**Exercise directions**
Copy every line below where the string "Benjamin" is found.

####

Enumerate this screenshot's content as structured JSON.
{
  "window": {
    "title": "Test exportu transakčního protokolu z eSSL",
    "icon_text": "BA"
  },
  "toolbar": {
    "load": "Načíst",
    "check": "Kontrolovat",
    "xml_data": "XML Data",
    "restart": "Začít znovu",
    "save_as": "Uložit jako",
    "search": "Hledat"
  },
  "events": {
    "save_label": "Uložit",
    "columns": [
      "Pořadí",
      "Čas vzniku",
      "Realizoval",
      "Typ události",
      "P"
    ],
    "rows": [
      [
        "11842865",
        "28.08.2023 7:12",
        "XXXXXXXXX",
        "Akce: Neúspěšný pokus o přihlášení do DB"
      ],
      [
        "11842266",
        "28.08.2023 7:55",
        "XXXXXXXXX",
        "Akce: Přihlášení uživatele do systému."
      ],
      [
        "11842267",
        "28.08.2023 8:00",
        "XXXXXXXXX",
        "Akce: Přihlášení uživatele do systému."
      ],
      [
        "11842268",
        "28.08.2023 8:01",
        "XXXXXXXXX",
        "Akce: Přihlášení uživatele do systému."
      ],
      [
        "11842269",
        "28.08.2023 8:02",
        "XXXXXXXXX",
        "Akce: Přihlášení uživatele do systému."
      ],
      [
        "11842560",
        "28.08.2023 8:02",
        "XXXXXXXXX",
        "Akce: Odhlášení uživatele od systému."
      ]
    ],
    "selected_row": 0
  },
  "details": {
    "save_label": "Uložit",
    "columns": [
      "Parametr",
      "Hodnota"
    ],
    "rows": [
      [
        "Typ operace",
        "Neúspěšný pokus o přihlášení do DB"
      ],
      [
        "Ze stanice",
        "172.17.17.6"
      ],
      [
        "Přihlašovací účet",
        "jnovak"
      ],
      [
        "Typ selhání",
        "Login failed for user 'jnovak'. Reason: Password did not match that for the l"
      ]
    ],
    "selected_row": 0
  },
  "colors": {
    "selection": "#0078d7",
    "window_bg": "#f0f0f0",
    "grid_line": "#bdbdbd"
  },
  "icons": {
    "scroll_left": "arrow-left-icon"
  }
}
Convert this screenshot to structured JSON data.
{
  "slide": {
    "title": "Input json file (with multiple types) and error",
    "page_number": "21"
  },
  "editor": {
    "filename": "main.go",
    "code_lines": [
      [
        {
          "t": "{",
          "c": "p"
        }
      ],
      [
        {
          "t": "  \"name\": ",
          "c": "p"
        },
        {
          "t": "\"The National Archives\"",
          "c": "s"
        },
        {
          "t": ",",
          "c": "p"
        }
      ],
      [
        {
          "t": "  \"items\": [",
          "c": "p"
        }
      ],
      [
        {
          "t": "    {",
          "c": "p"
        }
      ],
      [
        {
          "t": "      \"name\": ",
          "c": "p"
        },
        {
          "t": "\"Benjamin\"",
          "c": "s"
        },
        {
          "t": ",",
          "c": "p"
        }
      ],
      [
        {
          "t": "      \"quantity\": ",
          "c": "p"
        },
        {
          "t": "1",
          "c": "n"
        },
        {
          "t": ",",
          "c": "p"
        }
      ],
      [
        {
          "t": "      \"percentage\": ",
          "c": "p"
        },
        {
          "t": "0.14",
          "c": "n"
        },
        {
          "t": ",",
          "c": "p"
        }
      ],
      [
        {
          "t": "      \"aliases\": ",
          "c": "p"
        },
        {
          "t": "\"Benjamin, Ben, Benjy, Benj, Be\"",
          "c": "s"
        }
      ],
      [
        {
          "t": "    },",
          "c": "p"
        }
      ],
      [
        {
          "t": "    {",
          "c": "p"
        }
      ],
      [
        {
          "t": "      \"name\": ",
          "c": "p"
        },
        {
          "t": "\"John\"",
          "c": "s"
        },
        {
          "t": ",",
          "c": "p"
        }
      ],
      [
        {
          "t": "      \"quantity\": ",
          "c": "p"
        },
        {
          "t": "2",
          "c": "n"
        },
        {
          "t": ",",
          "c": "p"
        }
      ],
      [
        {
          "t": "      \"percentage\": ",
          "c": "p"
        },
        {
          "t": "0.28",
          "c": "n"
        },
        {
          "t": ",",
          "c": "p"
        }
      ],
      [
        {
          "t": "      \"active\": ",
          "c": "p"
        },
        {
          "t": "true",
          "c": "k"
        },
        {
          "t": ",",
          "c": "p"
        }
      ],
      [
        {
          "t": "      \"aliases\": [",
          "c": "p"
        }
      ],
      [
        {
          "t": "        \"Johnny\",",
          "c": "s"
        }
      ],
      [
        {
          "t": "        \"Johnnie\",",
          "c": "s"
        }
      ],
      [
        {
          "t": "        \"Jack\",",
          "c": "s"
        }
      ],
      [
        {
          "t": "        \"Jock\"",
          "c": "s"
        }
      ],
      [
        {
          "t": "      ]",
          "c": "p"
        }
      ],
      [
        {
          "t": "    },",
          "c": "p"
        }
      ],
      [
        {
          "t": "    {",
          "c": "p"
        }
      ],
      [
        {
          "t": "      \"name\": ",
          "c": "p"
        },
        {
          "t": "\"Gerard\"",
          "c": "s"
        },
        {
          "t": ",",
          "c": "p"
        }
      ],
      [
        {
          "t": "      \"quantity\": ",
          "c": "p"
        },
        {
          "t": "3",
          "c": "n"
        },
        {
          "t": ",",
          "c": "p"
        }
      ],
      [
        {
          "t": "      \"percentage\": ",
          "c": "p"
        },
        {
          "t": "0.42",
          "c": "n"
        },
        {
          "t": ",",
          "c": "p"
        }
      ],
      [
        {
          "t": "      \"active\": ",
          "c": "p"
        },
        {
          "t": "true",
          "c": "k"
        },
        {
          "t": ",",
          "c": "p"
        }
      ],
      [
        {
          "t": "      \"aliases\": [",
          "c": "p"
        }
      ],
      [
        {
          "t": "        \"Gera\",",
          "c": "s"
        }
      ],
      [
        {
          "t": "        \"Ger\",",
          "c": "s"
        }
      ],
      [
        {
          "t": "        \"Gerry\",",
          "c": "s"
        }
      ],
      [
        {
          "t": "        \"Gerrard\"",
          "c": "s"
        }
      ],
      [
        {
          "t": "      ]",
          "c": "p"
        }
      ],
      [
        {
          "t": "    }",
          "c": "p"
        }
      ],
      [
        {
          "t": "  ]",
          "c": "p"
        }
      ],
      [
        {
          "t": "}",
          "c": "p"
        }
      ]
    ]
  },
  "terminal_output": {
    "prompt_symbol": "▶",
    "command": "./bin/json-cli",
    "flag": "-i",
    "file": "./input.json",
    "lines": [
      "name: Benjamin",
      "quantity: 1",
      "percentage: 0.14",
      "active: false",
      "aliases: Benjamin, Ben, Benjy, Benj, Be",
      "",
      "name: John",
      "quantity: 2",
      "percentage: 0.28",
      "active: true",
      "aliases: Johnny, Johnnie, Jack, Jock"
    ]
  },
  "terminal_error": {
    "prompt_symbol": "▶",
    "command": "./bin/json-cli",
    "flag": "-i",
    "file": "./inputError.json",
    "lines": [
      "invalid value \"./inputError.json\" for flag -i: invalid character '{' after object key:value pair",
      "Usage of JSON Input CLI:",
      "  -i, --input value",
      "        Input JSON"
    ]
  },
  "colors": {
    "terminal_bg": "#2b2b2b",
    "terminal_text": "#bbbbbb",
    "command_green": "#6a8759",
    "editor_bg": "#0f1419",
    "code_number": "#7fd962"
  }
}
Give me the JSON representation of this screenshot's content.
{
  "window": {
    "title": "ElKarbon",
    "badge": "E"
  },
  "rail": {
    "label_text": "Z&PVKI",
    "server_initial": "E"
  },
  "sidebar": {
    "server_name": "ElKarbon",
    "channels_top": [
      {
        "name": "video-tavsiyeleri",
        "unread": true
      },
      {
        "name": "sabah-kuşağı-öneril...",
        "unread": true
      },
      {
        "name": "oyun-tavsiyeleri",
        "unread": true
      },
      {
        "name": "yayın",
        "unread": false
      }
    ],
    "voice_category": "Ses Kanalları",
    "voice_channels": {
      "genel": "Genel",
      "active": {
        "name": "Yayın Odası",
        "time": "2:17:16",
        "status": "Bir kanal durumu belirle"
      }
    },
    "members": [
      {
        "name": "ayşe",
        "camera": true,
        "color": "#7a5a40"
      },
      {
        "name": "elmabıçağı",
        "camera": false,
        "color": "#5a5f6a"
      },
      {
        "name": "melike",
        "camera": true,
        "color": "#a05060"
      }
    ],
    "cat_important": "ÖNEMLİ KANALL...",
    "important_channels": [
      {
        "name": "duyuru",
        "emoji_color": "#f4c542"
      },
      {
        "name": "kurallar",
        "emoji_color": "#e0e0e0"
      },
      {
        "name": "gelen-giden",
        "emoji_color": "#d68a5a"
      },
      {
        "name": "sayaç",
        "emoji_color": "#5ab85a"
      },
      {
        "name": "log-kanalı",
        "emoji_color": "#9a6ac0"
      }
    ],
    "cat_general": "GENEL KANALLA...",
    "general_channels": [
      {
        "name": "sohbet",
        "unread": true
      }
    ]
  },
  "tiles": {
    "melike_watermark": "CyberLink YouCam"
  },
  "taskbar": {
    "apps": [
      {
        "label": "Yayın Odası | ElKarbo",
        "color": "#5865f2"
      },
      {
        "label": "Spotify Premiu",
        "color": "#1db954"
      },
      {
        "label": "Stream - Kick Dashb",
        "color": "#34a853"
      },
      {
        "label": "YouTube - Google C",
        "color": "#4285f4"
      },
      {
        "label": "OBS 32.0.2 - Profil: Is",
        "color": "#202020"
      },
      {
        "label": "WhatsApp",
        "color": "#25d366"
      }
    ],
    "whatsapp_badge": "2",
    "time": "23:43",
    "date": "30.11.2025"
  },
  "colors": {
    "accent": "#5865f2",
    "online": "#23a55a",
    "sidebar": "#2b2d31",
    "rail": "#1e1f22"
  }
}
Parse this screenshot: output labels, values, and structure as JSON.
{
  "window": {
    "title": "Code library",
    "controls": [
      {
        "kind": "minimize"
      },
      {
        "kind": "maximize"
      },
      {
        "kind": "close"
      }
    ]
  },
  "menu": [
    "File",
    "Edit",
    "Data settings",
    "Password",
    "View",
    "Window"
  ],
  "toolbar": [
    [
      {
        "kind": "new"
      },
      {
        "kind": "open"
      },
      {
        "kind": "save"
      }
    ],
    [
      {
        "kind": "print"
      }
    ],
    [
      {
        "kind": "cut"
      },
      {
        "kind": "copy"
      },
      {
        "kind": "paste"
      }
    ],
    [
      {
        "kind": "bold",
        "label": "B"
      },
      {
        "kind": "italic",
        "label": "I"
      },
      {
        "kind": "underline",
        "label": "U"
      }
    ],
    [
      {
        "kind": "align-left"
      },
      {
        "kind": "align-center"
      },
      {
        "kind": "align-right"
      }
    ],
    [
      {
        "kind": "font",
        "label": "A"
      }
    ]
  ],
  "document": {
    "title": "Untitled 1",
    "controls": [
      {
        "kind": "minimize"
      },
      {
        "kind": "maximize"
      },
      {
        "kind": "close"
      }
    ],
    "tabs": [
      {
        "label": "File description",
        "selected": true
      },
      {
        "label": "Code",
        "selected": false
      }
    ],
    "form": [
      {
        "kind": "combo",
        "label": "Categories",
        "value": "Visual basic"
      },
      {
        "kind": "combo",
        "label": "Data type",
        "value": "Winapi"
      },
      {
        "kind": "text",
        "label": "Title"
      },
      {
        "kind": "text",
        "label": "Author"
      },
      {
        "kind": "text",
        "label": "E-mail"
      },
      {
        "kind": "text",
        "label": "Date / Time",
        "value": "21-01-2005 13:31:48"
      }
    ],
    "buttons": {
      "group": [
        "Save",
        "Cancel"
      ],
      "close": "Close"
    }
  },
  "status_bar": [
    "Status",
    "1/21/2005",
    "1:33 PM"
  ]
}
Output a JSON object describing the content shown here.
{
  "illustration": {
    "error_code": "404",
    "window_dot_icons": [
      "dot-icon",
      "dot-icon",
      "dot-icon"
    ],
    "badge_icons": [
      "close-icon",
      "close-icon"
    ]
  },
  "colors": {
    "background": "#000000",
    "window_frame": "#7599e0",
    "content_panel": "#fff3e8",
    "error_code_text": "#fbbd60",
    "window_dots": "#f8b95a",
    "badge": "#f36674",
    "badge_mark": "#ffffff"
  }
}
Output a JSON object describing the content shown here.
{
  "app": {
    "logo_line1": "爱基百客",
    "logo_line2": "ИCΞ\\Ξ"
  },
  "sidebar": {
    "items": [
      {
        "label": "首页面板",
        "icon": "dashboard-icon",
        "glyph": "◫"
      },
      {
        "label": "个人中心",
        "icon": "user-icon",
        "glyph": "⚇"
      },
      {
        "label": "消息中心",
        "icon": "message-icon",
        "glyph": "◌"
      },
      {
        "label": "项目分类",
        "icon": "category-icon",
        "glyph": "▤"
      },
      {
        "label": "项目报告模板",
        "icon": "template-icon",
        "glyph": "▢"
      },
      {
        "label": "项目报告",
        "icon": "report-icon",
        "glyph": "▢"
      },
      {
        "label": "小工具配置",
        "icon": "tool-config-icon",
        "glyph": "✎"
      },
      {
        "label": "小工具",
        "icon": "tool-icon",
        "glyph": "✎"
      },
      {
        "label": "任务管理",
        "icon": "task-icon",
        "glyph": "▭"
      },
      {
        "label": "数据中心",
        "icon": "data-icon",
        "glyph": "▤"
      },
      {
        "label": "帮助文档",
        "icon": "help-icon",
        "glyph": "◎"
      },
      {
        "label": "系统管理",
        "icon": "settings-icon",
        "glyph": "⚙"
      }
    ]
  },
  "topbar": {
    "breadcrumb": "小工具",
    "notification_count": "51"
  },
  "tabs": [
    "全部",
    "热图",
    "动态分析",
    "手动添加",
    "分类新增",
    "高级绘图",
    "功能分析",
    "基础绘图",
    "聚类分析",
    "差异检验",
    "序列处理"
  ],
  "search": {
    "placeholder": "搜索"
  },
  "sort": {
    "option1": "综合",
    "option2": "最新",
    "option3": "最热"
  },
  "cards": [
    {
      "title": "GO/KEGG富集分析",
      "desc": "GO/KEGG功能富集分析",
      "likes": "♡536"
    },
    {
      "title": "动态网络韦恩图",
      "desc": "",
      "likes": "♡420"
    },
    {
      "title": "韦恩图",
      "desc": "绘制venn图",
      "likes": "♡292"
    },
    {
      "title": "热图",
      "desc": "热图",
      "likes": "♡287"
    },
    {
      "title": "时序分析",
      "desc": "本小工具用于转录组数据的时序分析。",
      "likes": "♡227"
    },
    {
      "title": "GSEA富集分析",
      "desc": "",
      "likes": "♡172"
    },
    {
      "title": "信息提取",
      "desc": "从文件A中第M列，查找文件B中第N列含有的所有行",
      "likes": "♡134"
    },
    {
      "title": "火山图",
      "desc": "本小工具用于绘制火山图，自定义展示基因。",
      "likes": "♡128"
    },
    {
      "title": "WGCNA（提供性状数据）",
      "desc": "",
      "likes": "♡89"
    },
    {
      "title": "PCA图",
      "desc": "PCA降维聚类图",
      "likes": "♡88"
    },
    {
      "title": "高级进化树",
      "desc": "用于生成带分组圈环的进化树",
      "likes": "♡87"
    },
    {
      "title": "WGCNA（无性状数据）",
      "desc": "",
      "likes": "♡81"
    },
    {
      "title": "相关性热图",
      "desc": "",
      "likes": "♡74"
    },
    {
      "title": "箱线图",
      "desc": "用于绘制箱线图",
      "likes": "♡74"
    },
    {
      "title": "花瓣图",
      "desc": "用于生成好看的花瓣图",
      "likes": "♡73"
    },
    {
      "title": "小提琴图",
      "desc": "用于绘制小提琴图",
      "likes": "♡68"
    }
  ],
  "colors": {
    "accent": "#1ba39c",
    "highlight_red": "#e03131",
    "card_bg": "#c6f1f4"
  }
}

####

**Task output**
          "t": "\"Benjamin\"",
          "t": "\"Benjamin, Ben, Benjy, Benj, Be\"",
      "name: Benjamin",
      "aliases: Benjamin, Ben, Benjy, Benj, Be",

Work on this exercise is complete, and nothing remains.